On Thursday, October 17, CTU members went on strike over contract negotiations for a variety of reasons — issues topping the list were overcrowded classes and a need for more support staff (including social workers, librarians and nurses in schools and lower caseloads for counselors). CTU members are also asking for paid prep time and affordable housing for students and their families. 

CPS students began organizing the march on Thursday afternoon. All of the organizers had spent the prior days of the strike on the picket lines with their teachers. 

“We felt that the teachers, they have taken on a role that they’re fighting for us,” said David Range, a sophomore at Lindblom. “I feel like they are fighting hard but the city is not listening to the teachers. So we felt if the students were to speak up for the students, they’d be more willing to look to the students because we are the ones being affected the most.”

The Lindblom students noted needing a more consistent nurse and social workers. They expressed concerns about the mental health of their peers, and a lack of access for students with depression to people they can talk to.

“A lot of people are just showing it as if the teachers are the ones making these demands, as if they’re just asking for money, as if it’s just greed and a lot of it is affecting us and is work to change us and our learning environment,” Gatheright said. “We believe in that and we want a better experience.”

CPS students wrapped around City Hall. Senn students are pictured here. (Marissa Nelson, 14 East)
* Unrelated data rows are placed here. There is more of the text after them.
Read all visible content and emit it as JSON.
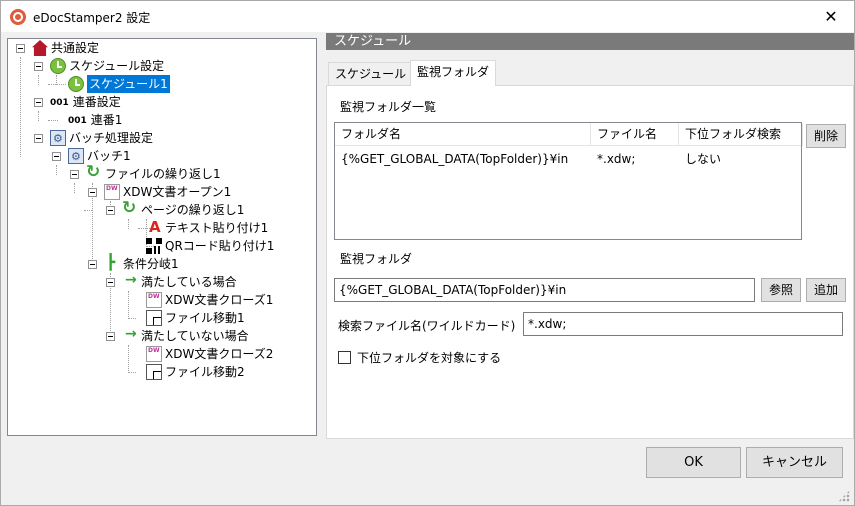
{
  "window": {
    "title": "eDocStamper2 設定"
  },
  "tree": {
    "common": "共通設定",
    "schedule_settings": "スケジュール設定",
    "schedule1": "スケジュール1",
    "serial_settings": "連番設定",
    "serial1": "連番1",
    "serial_icon": "001",
    "batch_settings": "バッチ処理設定",
    "batch1": "バッチ1",
    "file_loop1": "ファイルの繰り返し1",
    "xdw_open1": "XDW文書オープン1",
    "page_loop1": "ページの繰り返し1",
    "text_paste1": "テキスト貼り付け1",
    "qr_paste1": "QRコード貼り付け1",
    "condition1": "条件分岐1",
    "satisfied": "満たしている場合",
    "xdw_close1": "XDW文書クローズ1",
    "file_move1": "ファイル移動1",
    "not_satisfied": "満たしていない場合",
    "xdw_close2": "XDW文書クローズ2",
    "file_move2": "ファイル移動2"
  },
  "panel": {
    "header": "スケジュール"
  },
  "tabs": [
    {
      "label": "スケジュール"
    },
    {
      "label": "監視フォルダ"
    }
  ],
  "watch": {
    "list_label": "監視フォルダ一覧",
    "columns": [
      "フォルダ名",
      "ファイル名",
      "下位フォルダ検索"
    ],
    "rows": [
      {
        "folder": "{%GET_GLOBAL_DATA(TopFolder)}¥in",
        "file": "*.xdw;",
        "subfolder": "しない"
      }
    ],
    "delete_button": "削除",
    "folder_label": "監視フォルダ",
    "folder_value": "{%GET_GLOBAL_DATA(TopFolder)}¥in",
    "browse_button": "参照",
    "add_button": "追加",
    "pattern_label": "検索ファイル名(ワイルドカード)",
    "pattern_value": "*.xdw;",
    "subfolder_checkbox_label": "下位フォルダを対象にする",
    "subfolder_checked": false
  },
  "footer": {
    "ok": "OK",
    "cancel": "キャンセル"
  },
  "colors": {
    "selection": "#0078d7",
    "header_bar": "#7a7a7a",
    "window_bg": "#f0f0f0"
  }
}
Students from at least 13 other schools gathered for the protest. They expressed concerns of support staff for students, including those with special needs and large class sizes. Many upperclassmen felt distressed about the quickly approaching deadlines for their college applications.

“The kids with special needs need extra support,” said Adrian Hernandez, a sophomore at Thomas Kelly College Prep. “They need the social workers to be there and if they’re not there then who is going to support them?”
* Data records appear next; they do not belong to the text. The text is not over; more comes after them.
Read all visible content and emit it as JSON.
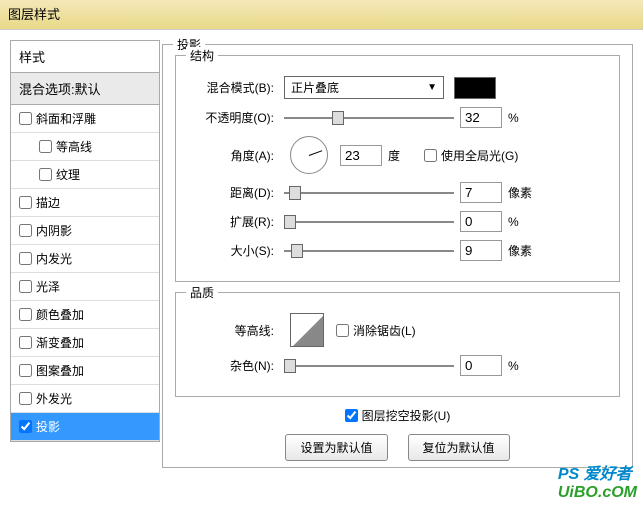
{
  "window": {
    "title": "图层样式"
  },
  "left": {
    "styles_header": "样式",
    "blend_default": "混合选项:默认",
    "items": [
      {
        "label": "斜面和浮雕",
        "checked": false,
        "indent": false
      },
      {
        "label": "等高线",
        "checked": false,
        "indent": true
      },
      {
        "label": "纹理",
        "checked": false,
        "indent": true
      },
      {
        "label": "描边",
        "checked": false,
        "indent": false
      },
      {
        "label": "内阴影",
        "checked": false,
        "indent": false
      },
      {
        "label": "内发光",
        "checked": false,
        "indent": false
      },
      {
        "label": "光泽",
        "checked": false,
        "indent": false
      },
      {
        "label": "颜色叠加",
        "checked": false,
        "indent": false
      },
      {
        "label": "渐变叠加",
        "checked": false,
        "indent": false
      },
      {
        "label": "图案叠加",
        "checked": false,
        "indent": false
      },
      {
        "label": "外发光",
        "checked": false,
        "indent": false
      },
      {
        "label": "投影",
        "checked": true,
        "indent": false,
        "selected": true
      }
    ]
  },
  "right": {
    "section_title": "投影",
    "structure": {
      "legend": "结构",
      "blend_mode": {
        "label": "混合模式(B):",
        "value": "正片叠底",
        "color": "#000000"
      },
      "opacity": {
        "label": "不透明度(O):",
        "value": "32",
        "unit": "%",
        "thumb_pct": 28
      },
      "angle": {
        "label": "角度(A):",
        "value": "23",
        "unit": "度",
        "global_label": "使用全局光(G)",
        "global_checked": false
      },
      "distance": {
        "label": "距离(D):",
        "value": "7",
        "unit": "像素",
        "thumb_pct": 3
      },
      "spread": {
        "label": "扩展(R):",
        "value": "0",
        "unit": "%",
        "thumb_pct": 0
      },
      "size": {
        "label": "大小(S):",
        "value": "9",
        "unit": "像素",
        "thumb_pct": 4
      }
    },
    "quality": {
      "legend": "品质",
      "contour": {
        "label": "等高线:",
        "antialias_label": "消除锯齿(L)",
        "antialias_checked": false
      },
      "noise": {
        "label": "杂色(N):",
        "value": "0",
        "unit": "%",
        "thumb_pct": 0
      }
    },
    "knockout": {
      "label": "图层挖空投影(U)",
      "checked": true
    },
    "buttons": {
      "default": "设置为默认值",
      "reset": "复位为默认值"
    }
  },
  "watermark": {
    "text1": "PS 爱好者",
    "text2": "UiBO.cOM"
  }
}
Students from Senn High School in Edgewater said they don’t have a librarian. 

“The libraries are generally used for tutoring services, but they’re not open all of the time since there’s no librarian to manage them,” said Dora Segedin, a senior at Senn. “So students don’t get that resource they previously had.”

Large classes are also a problem at Senn, students said. 

“The classes are so big,” said Annika Oliver, a senior at Senn. “We don’t get the attention that we need because the teacher has to deal with so many students that sometimes they don’t have time to help you individually.”

Some of the Senn students at the protest are in cross country and learned on Friday that they wouldn’t be able to run in postseason competitions because of an Illinois High School Association (IHSA) rule preventing participation from districts whose teachers are on strike. 

The students at the sit-in didn’t blame CTU members, though. 

“I think that teachers are fighting for what they want and they shouldn’t have to just give it up because we want to run in a race or something,” Oliver said. 

Though the students support CTU, they are growing concerned about their grades and college applications. Fall is a popular time for juniors to begin testing for college applications, such as the SAT and ACT. Moreover, early college applications are due on Friday, November 1. These applications require transcripts from a student’s school and letters of recommendation from their teachers. 

“Seniors are struggling to apply for colleges because we need our transcripts and we need our letters of recommendation, but we can’t talk to our teachers about it and they can’t access their emails and they can’t send us the letters because they don’t have access,” Oliver said. “It’s stressful.”

Students chanting outside of City Hall at the end of the protest. (Marissa Nelson, 14 East)

CTU and city negotiators reconvened Monday morning to continue contract negotiations. Meanwhile Service Employees International Union (SEIU) local 73, representing around 7,500 school support staff, reached a tentative agreement with CPS on Sunday. 

On Monday evening, CPS canceled classes for Tuesday. 

Audioscape by Marissa Nelson, 14 East